--- Records for this exercise Enclosed Below ---

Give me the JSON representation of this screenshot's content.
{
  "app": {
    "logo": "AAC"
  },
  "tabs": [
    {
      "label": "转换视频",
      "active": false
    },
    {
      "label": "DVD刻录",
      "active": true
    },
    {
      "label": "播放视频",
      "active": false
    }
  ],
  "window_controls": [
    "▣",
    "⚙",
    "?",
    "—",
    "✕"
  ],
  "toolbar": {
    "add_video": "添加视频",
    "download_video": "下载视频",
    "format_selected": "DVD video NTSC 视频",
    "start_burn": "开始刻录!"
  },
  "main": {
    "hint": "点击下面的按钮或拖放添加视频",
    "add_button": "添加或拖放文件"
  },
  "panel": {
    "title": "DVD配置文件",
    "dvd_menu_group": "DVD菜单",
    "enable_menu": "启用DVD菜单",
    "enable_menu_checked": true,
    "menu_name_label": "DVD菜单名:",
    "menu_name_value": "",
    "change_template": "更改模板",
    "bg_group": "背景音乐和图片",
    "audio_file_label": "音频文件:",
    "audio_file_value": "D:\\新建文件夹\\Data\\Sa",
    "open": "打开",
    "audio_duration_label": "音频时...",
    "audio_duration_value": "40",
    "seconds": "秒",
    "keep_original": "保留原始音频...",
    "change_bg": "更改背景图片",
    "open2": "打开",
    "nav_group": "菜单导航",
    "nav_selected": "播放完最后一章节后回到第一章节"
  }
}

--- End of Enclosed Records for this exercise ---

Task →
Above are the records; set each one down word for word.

Response to the exercise →
Give me the JSON representation of this screenshot's content.
{
  "app": {
    "logo": "AAC"
  },
  "tabs": [
    {
      "label": "转换视频",
      "active": false
    },
    {
      "label": "DVD刻录",
      "active": true
    },
    {
      "label": "播放视频",
      "active": false
    }
  ],
  "window_controls": [
    "▣",
    "⚙",
    "?",
    "—",
    "✕"
  ],
  "toolbar": {
    "add_video": "添加视频",
    "download_video": "下载视频",
    "format_selected": "DVD video NTSC 视频",
    "start_burn": "开始刻录!"
  },
  "main": {
    "hint": "点击下面的按钮或拖放添加视频",
    "add_button": "添加或拖放文件"
  },
  "panel": {
    "title": "DVD配置文件",
    "dvd_menu_group": "DVD菜单",
    "enable_menu": "启用DVD菜单",
    "enable_menu_checked": true,
    "menu_name_label": "DVD菜单名:",
    "menu_name_value": "",
    "change_template": "更改模板",
    "bg_group": "背景音乐和图片",
    "audio_file_label": "音频文件:",
    "audio_file_value": "D:\\新建文件夹\\Data\\Sa",
    "open": "打开",
    "audio_duration_label": "音频时...",
    "audio_duration_value": "40",
    "seconds": "秒",
    "keep_original": "保留原始音频...",
    "change_bg": "更改背景图片",
    "open2": "打开",
    "nav_group": "菜单导航",
    "nav_selected": "播放完最后一章节后回到第一章节"
  }
}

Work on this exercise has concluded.